“They’re the ones we’re most concerned about,” Dr. Levine said. “We’re far less concerned about a 25/year-old who is completely healthy and may be ready for their booster. We’re much more worried about the people who are at much higher risk and vulnerable.”

And while some Vermont counties haven’t been able to cut down on cases, the state as a whole is starting to see a downturn. Case counts dropped 15 percent this past week, but in that same span, hospitalization rates among the unvaccinated continued to rise.

Scott once again responded to new calls for a State of Emergency, this time from nine state lawmakers and half a dozen medical professionals who held a press conference at the State House on Monday.

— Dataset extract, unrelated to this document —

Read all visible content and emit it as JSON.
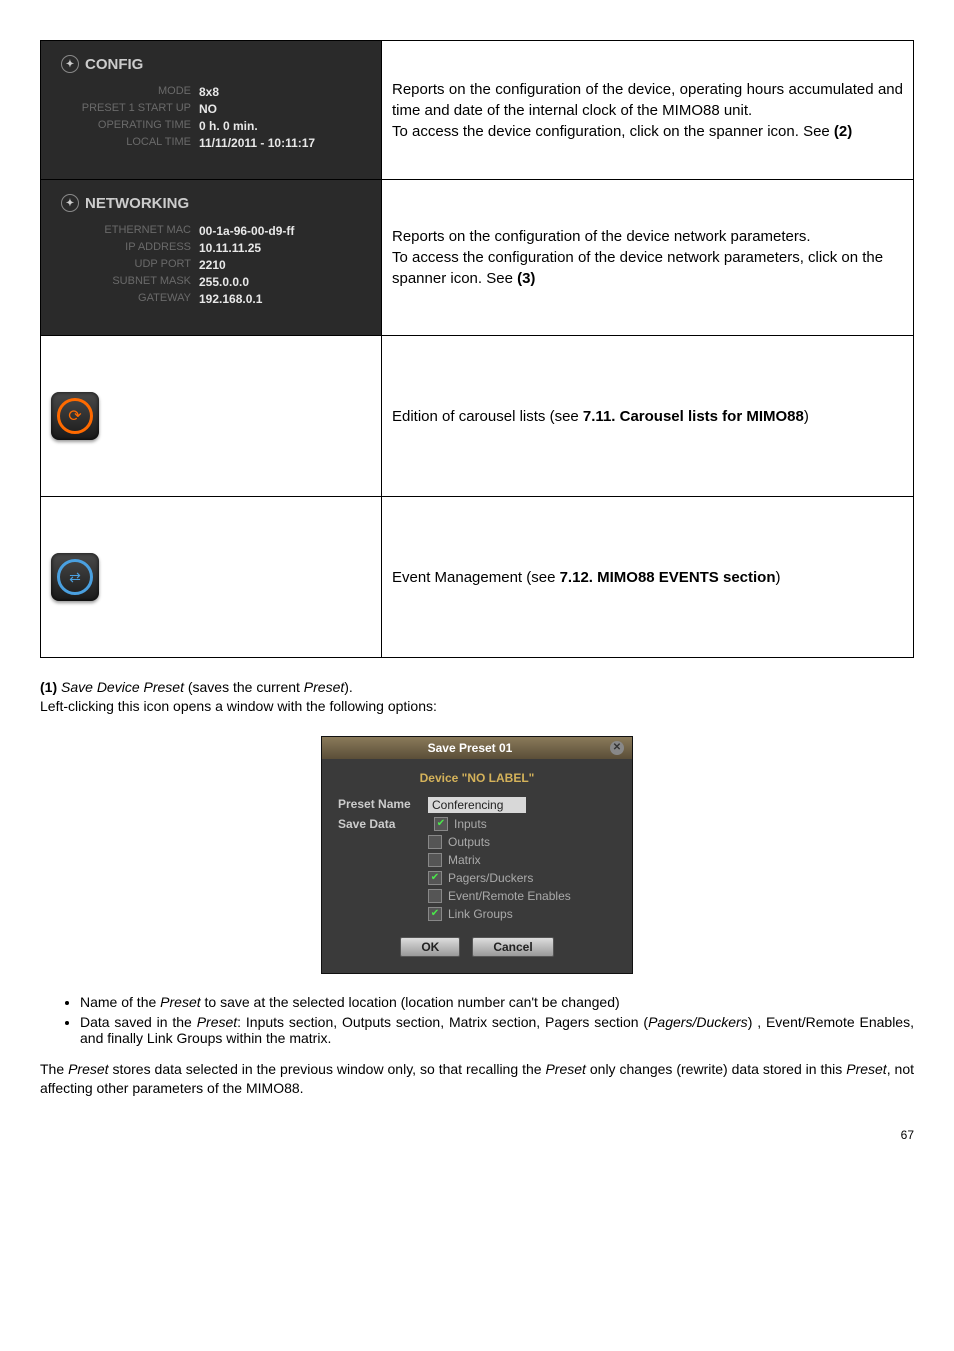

“There’s a time and a place for a State of Emergency, and I can assure you this isn’t it,” Governor Scott said. “We’ll get through this, I believe we’re all working to overcome this, and I’m hopeful with the numbers we’re seeing.”

Before Tuesday’s news conference, Scott and other administration officials invited cameras in as they received their flu shots.

The Vermont Department of Health believes its important for everyone to get their flu shots this year, because flu viruses and COVID are likely spreading at the same time. It’s safe to get a flu shot the same day you receive a COVID vaccine or booster.

Scott said he’s hoping to get his booster this week, once he decides which one to get following the CDC’s approval of ‘mix-and-match’ boosters.

“The good news is, all three are effective so you can’t go wrong, but I’m always looking to get the edge any way I can so I’m going to do my homework and determine what’s best for me,” Scott said.